### TASK BRIEF
Output the records. Match them exactly.

[[ RECORDS FOR THE EXERCISE, beginning ]]

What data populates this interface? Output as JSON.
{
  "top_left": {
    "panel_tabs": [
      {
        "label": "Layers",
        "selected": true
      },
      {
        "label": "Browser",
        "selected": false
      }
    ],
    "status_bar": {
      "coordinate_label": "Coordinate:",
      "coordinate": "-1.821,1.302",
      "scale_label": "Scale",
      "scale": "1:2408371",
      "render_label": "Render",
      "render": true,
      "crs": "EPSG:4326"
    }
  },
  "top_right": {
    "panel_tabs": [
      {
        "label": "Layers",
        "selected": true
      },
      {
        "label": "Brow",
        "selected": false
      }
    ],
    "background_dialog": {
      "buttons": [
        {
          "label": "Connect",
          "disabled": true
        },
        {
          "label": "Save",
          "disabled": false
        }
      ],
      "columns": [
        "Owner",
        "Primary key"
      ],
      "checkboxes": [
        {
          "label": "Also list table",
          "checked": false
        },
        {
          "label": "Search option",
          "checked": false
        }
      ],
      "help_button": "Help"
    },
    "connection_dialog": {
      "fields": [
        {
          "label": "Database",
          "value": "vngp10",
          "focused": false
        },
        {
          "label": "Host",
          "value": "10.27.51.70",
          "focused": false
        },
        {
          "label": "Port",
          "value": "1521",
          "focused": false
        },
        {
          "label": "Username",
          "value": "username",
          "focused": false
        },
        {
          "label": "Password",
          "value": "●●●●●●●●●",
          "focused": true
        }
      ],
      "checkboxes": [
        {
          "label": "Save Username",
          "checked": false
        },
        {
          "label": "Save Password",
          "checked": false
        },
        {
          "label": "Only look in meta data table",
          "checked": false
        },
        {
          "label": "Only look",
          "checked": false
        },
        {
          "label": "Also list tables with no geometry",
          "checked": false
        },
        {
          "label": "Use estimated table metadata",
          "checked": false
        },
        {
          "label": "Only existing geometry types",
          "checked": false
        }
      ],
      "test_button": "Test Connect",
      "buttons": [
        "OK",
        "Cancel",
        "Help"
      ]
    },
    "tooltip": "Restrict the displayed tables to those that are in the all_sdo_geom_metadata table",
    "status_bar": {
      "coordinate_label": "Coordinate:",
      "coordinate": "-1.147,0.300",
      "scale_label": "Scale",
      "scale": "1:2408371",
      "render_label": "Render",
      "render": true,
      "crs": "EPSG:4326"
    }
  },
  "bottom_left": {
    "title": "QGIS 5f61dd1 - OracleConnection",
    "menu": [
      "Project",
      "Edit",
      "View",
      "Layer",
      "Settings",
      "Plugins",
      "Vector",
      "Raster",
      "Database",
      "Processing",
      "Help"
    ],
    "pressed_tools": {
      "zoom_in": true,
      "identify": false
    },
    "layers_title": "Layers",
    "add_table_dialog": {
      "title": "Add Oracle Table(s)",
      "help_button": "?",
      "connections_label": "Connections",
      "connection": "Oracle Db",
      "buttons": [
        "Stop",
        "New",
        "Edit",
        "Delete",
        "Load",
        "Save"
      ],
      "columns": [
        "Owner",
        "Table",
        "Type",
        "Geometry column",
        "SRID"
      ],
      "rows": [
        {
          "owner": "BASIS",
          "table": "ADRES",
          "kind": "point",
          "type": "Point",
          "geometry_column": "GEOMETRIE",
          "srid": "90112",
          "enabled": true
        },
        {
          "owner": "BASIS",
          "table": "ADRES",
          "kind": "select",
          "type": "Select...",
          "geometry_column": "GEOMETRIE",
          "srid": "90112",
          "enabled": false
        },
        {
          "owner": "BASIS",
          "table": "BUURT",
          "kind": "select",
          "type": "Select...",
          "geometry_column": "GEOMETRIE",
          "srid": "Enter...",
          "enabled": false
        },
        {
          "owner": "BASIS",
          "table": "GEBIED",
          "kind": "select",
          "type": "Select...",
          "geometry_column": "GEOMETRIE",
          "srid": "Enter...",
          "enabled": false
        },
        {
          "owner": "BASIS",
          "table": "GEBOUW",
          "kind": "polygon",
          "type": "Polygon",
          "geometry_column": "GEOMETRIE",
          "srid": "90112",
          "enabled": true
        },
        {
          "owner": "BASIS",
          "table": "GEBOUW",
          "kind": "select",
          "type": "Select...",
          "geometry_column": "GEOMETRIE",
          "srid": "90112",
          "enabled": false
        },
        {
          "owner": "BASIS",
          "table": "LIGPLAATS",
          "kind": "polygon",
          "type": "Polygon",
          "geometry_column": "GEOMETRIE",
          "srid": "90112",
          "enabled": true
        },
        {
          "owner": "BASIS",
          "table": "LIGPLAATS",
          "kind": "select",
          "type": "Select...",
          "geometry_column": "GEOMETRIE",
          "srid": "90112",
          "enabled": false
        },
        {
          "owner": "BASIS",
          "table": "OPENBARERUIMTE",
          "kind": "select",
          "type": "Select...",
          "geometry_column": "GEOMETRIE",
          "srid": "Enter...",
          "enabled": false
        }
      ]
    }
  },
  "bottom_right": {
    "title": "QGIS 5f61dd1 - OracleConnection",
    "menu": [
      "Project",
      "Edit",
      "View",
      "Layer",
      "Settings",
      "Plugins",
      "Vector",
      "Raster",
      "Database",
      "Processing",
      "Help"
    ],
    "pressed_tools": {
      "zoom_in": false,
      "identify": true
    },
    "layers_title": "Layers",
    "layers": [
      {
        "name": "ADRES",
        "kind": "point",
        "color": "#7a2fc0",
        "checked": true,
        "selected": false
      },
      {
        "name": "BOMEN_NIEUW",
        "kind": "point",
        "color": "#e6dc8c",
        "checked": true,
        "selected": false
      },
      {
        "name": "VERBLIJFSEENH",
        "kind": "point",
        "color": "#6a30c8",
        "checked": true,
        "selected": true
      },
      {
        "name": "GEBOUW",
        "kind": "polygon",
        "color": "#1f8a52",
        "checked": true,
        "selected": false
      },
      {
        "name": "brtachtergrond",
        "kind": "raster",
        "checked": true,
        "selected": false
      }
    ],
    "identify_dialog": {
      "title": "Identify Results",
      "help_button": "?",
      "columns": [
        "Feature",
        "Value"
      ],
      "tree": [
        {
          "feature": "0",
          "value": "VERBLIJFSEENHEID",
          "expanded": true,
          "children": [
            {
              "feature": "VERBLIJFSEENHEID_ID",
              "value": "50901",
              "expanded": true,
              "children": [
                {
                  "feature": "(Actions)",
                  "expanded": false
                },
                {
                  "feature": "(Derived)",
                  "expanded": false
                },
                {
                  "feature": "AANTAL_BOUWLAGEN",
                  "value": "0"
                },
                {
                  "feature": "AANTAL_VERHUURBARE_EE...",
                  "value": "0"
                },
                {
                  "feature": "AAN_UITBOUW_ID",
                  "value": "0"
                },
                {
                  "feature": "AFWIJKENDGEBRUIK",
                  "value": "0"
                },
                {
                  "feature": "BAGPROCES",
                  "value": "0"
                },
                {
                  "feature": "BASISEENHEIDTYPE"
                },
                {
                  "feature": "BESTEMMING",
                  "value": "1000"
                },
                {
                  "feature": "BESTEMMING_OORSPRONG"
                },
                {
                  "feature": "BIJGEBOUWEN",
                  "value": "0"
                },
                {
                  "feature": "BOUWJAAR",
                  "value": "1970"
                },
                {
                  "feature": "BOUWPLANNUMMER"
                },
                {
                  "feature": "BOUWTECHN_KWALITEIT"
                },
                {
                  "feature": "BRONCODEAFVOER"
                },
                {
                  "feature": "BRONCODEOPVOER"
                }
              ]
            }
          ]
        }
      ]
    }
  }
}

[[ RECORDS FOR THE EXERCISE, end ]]

### WRITTEN ANSWER
What data populates this interface? Output as JSON.
{
  "top_left": {
    "panel_tabs": [
      {
        "label": "Layers",
        "selected": true
      },
      {
        "label": "Browser",
        "selected": false
      }
    ],
    "status_bar": {
      "coordinate_label": "Coordinate:",
      "coordinate": "-1.821,1.302",
      "scale_label": "Scale",
      "scale": "1:2408371",
      "render_label": "Render",
      "render": true,
      "crs": "EPSG:4326"
    }
  },
  "top_right": {
    "panel_tabs": [
      {
        "label": "Layers",
        "selected": true
      },
      {
        "label": "Brow",
        "selected": false
      }
    ],
    "background_dialog": {
      "buttons": [
        {
          "label": "Connect",
          "disabled": true
        },
        {
          "label": "Save",
          "disabled": false
        }
      ],
      "columns": [
        "Owner",
        "Primary key"
      ],
      "checkboxes": [
        {
          "label": "Also list table",
          "checked": false
        },
        {
          "label": "Search option",
          "checked": false
        }
      ],
      "help_button": "Help"
    },
    "connection_dialog": {
      "fields": [
        {
          "label": "Database",
          "value": "vngp10",
          "focused": false
        },
        {
          "label": "Host",
          "value": "10.27.51.70",
          "focused": false
        },
        {
          "label": "Port",
          "value": "1521",
          "focused": false
        },
        {
          "label": "Username",
          "value": "username",
          "focused": false
        },
        {
          "label": "Password",
          "value": "●●●●●●●●●",
          "focused": true
        }
      ],
      "checkboxes": [
        {
          "label": "Save Username",
          "checked": false
        },
        {
          "label": "Save Password",
          "checked": false
        },
        {
          "label": "Only look in meta data table",
          "checked": false
        },
        {
          "label": "Only look",
          "checked": false
        },
        {
          "label": "Also list tables with no geometry",
          "checked": false
        },
        {
          "label": "Use estimated table metadata",
          "checked": false
        },
        {
          "label": "Only existing geometry types",
          "checked": false
        }
      ],
      "test_button": "Test Connect",
      "buttons": [
        "OK",
        "Cancel",
        "Help"
      ]
    },
    "tooltip": "Restrict the displayed tables to those that are in the all_sdo_geom_metadata table",
    "status_bar": {
      "coordinate_label": "Coordinate:",
      "coordinate": "-1.147,0.300",
      "scale_label": "Scale",
      "scale": "1:2408371",
      "render_label": "Render",
      "render": true,
      "crs": "EPSG:4326"
    }
  },
  "bottom_left": {
    "title": "QGIS 5f61dd1 - OracleConnection",
    "menu": [
      "Project",
      "Edit",
      "View",
      "Layer",
      "Settings",
      "Plugins",
      "Vector",
      "Raster",
      "Database",
      "Processing",
      "Help"
    ],
    "pressed_tools": {
      "zoom_in": true,
      "identify": false
    },
    "layers_title": "Layers",
    "add_table_dialog": {
      "title": "Add Oracle Table(s)",
      "help_button": "?",
      "connections_label": "Connections",
      "connection": "Oracle Db",
      "buttons": [
        "Stop",
        "New",
        "Edit",
        "Delete",
        "Load",
        "Save"
      ],
      "columns": [
        "Owner",
        "Table",
        "Type",
        "Geometry column",
        "SRID"
      ],
      "rows": [
        {
          "owner": "BASIS",
          "table": "ADRES",
          "kind": "point",
          "type": "Point",
          "geometry_column": "GEOMETRIE",
          "srid": "90112",
          "enabled": true
        },
        {
          "owner": "BASIS",
          "table": "ADRES",
          "kind": "select",
          "type": "Select...",
          "geometry_column": "GEOMETRIE",
          "srid": "90112",
          "enabled": false
        },
        {
          "owner": "BASIS",
          "table": "BUURT",
          "kind": "select",
          "type": "Select...",
          "geometry_column": "GEOMETRIE",
          "srid": "Enter...",
          "enabled": false
        },
        {
          "owner": "BASIS",
          "table": "GEBIED",
          "kind": "select",
          "type": "Select...",
          "geometry_column": "GEOMETRIE",
          "srid": "Enter...",
          "enabled": false
        },
        {
          "owner": "BASIS",
          "table": "GEBOUW",
          "kind": "polygon",
          "type": "Polygon",
          "geometry_column": "GEOMETRIE",
          "srid": "90112",
          "enabled": true
        },
        {
          "owner": "BASIS",
          "table": "GEBOUW",
          "kind": "select",
          "type": "Select...",
          "geometry_column": "GEOMETRIE",
          "srid": "90112",
          "enabled": false
        },
        {
          "owner": "BASIS",
          "table": "LIGPLAATS",
          "kind": "polygon",
          "type": "Polygon",
          "geometry_column": "GEOMETRIE",
          "srid": "90112",
          "enabled": true
        },
        {
          "owner": "BASIS",
          "table": "LIGPLAATS",
          "kind": "select",
          "type": "Select...",
          "geometry_column": "GEOMETRIE",
          "srid": "90112",
          "enabled": false
        },
        {
          "owner": "BASIS",
          "table": "OPENBARERUIMTE",
          "kind": "select",
          "type": "Select...",
          "geometry_column": "GEOMETRIE",
          "srid": "Enter...",
          "enabled": false
        }
      ]
    }
  },
  "bottom_right": {
    "title": "QGIS 5f61dd1 - OracleConnection",
    "menu": [
      "Project",
      "Edit",
      "View",
      "Layer",
      "Settings",
      "Plugins",
      "Vector",
      "Raster",
      "Database",
      "Processing",
      "Help"
    ],
    "pressed_tools": {
      "zoom_in": false,
      "identify": true
    },
    "layers_title": "Layers",
    "layers": [
      {
        "name": "ADRES",
        "kind": "point",
        "color": "#7a2fc0",
        "checked": true,
        "selected": false
      },
      {
        "name": "BOMEN_NIEUW",
        "kind": "point",
        "color": "#e6dc8c",
        "checked": true,
        "selected": false
      },
      {
        "name": "VERBLIJFSEENH",
        "kind": "point",
        "color": "#6a30c8",
        "checked": true,
        "selected": true
      },
      {
        "name": "GEBOUW",
        "kind": "polygon",
        "color": "#1f8a52",
        "checked": true,
        "selected": false
      },
      {
        "name": "brtachtergrond",
        "kind": "raster",
        "checked": true,
        "selected": false
      }
    ],
    "identify_dialog": {
      "title": "Identify Results",
      "help_button": "?",
      "columns": [
        "Feature",
        "Value"
      ],
      "tree": [
        {
          "feature": "0",
          "value": "VERBLIJFSEENHEID",
          "expanded": true,
          "children": [
            {
              "feature": "VERBLIJFSEENHEID_ID",
              "value": "50901",
              "expanded": true,
              "children": [
                {
                  "feature": "(Actions)",
                  "expanded": false
                },
                {
                  "feature": "(Derived)",
                  "expanded": false
                },
                {
                  "feature": "AANTAL_BOUWLAGEN",
                  "value": "0"
                },
                {
                  "feature": "AANTAL_VERHUURBARE_EE...",
                  "value": "0"
                },
                {
                  "feature": "AAN_UITBOUW_ID",
                  "value": "0"
                },
                {
                  "feature": "AFWIJKENDGEBRUIK",
                  "value": "0"
                },
                {
                  "feature": "BAGPROCES",
                  "value": "0"
                },
                {
                  "feature": "BASISEENHEIDTYPE"
                },
                {
                  "feature": "BESTEMMING",
                  "value": "1000"
                },
                {
                  "feature": "BESTEMMING_OORSPRONG"
                },
                {
                  "feature": "BIJGEBOUWEN",
                  "value": "0"
                },
                {
                  "feature": "BOUWJAAR",
                  "value": "1970"
                },
                {
                  "feature": "BOUWPLANNUMMER"
                },
                {
                  "feature": "BOUWTECHN_KWALITEIT"
                },
                {
                  "feature": "BRONCODEAFVOER"
                },
                {
                  "feature": "BRONCODEOPVOER"
                }
              ]
            }
          ]
        }
      ]
    }
  }
}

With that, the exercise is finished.